During the mid-1980s, Zelt’s relationship to print and papermaking advanced again. She began to draw upon even more dynamic materials – including store-bought fabrics, fake fur, sequins, glitter, Velcro snaps, acrylic paint, fishhooks, metal hinges, twine, machine sewing, linen thread – and layered them with numerous printmaking techniques – lithography, photoetching, woodcut, collagraphy and Xerox – within a single work hung from a wooden dowel. With the embrace of these varied and sundry materials, her landscapes incorporated the detritus of everyday life. Zelt commented, “You can’t look at my work like you do a picture. I don’t use printing for imagery, but rather for texture and color in the same way that I use the surface of handmade paper.” The mesmerizing prints and paperworks shared in Land Strider are a testament to Martie Zelt’s lifelong commitment to pursuing creative fulfillment and innovation. 

The Print Center is grateful to Catherine De Maria of Warehouse 1-10 in Magdalena, New Mexico, for facilitating the loan of Martie Zelt’s final artwork, Untitled, 2023, for display in this commemorative exhibition. Read more in the Gallery Notes.

Photo: Roswell Daily Record

Martie Zelt (American, b.1930, Washington, PA; d.2023, Roswell, NM) was an important figure in the Philadelphia printmaking scene of the 1970s and is known for her vibrant screenprints and meticulously crafted paperworks. She studied at the University of New Mexico, Albuquerque; Connecticut College, New London; the Pennsylvania Academy of the Fine Arts (PAFA), Philadelphia; New School for Social Research, New York; Museum of Modern Art of São Paulo, Brazil; and ultimately received a BFA from Tyler School of Art & Architecture, Temple University, Philadelphia.

Zelt began teaching in Philadelphia in the 1960s, including for Prints in Progress at The Print Center, PAFA and the University of the Arts. Her exhibition record in and outside of Philadelphia is extensive, including more than 20 exhibitions at The Print Center, including the 1974 show, Women Printmakers, as part of the citywide feminist art initiative FOCUS, and a solo show in 1975. Zelt printed at the Brandywine Workshop and Archive, Philadelphia, and Tamarind Institute, Albuquerque, and her work was included in the Brooklyn Museum’s publication Thirty Years of American Printmaking (1976). Zelt spent the latter part of her life in Roswell, NM, designing and creating a 32’ mosaic mural for the Civic Center and a hand-crafted tile mural for the Bitter Lake National Wildlife Refuge. While in the Southwest, she received a Fulbright Grant, with which she set up a papermaking studio in Veracruz, Mexico.

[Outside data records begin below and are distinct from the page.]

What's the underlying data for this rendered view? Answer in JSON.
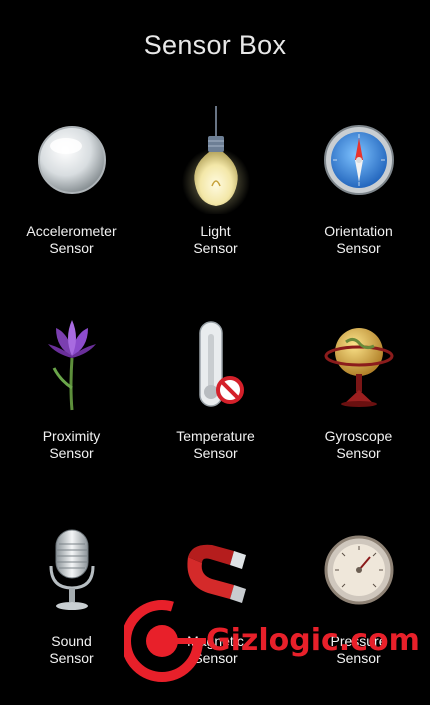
{
  "app": {
    "title": "Sensor Box"
  },
  "sensors": [
    {
      "line1": "Accelerometer",
      "line2": "Sensor",
      "icon": "glass-sphere-icon"
    },
    {
      "line1": "Light",
      "line2": "Sensor",
      "icon": "light-bulb-icon"
    },
    {
      "line1": "Orientation",
      "line2": "Sensor",
      "icon": "compass-icon"
    },
    {
      "line1": "Proximity",
      "line2": "Sensor",
      "icon": "crocus-flower-icon"
    },
    {
      "line1": "Temperature",
      "line2": "Sensor",
      "icon": "thermometer-icon",
      "disabled": true
    },
    {
      "line1": "Gyroscope",
      "line2": "Sensor",
      "icon": "globe-icon"
    },
    {
      "line1": "Sound",
      "line2": "Sensor",
      "icon": "microphone-icon"
    },
    {
      "line1": "Magnetic",
      "line2": "Sensor",
      "icon": "magnet-icon"
    },
    {
      "line1": "Pressure",
      "line2": "Sensor",
      "icon": "barometer-icon"
    }
  ],
  "watermark": {
    "text": "Gizlogic.com",
    "color": "#e8202a"
  }
}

She was awarded two Roswell (NM) Artist-in-Residence Program (RAiR) grants.

In her lifetime, Zelt had solo shows at the Brooklyn Museum, NY; Dolan/Maxwell Gallery, Marian Locks Gallery and PAFA, all Philadelphia; Carnegie Museum of Art, Pittsburgh, PA; and the Roswell Museum, NM. Her work has appeared in group exhibitions in the United States and elsewhere, many of which acknowledge her contribution to innovation in paperworks during the 1980s. She is included in public collections across the United States, including the University of New Mexico Museum, Albuquerque; Brooklyn Museum; Yale University, New Haven, CT; Philadelphia Museum of Art; Princeton University, NJ; Roswell Museum; and the Smithsonian American Art Museum, Washington, DC. The estate of the artist is represented by Warehouse 1-10, Magdalena, NM. 

These exhibitions are presented in conjunction with

(re)FOCUS celebrates the 50th anniversary of Philadelphia Focuses on Women in the Visual Arts/1974, a citywide festival recognizing women artists. With over 150 exhibitions, panels, lectures, workshops and demonstrations, it was one of the first large-scale surveys of the work of contemporary American women artists, signaling the inception of the American Feminist Art Movement. (re)FOCUS 2024 is also a Philadelphia citywide festival showing how women-identified and BIPOC artists have moved from the periphery to the center of the art world. Like its 1974 predecessor, (re)FOCUS is a collaboration among Philadelphia’s large, small, and diverse visual arts institutions.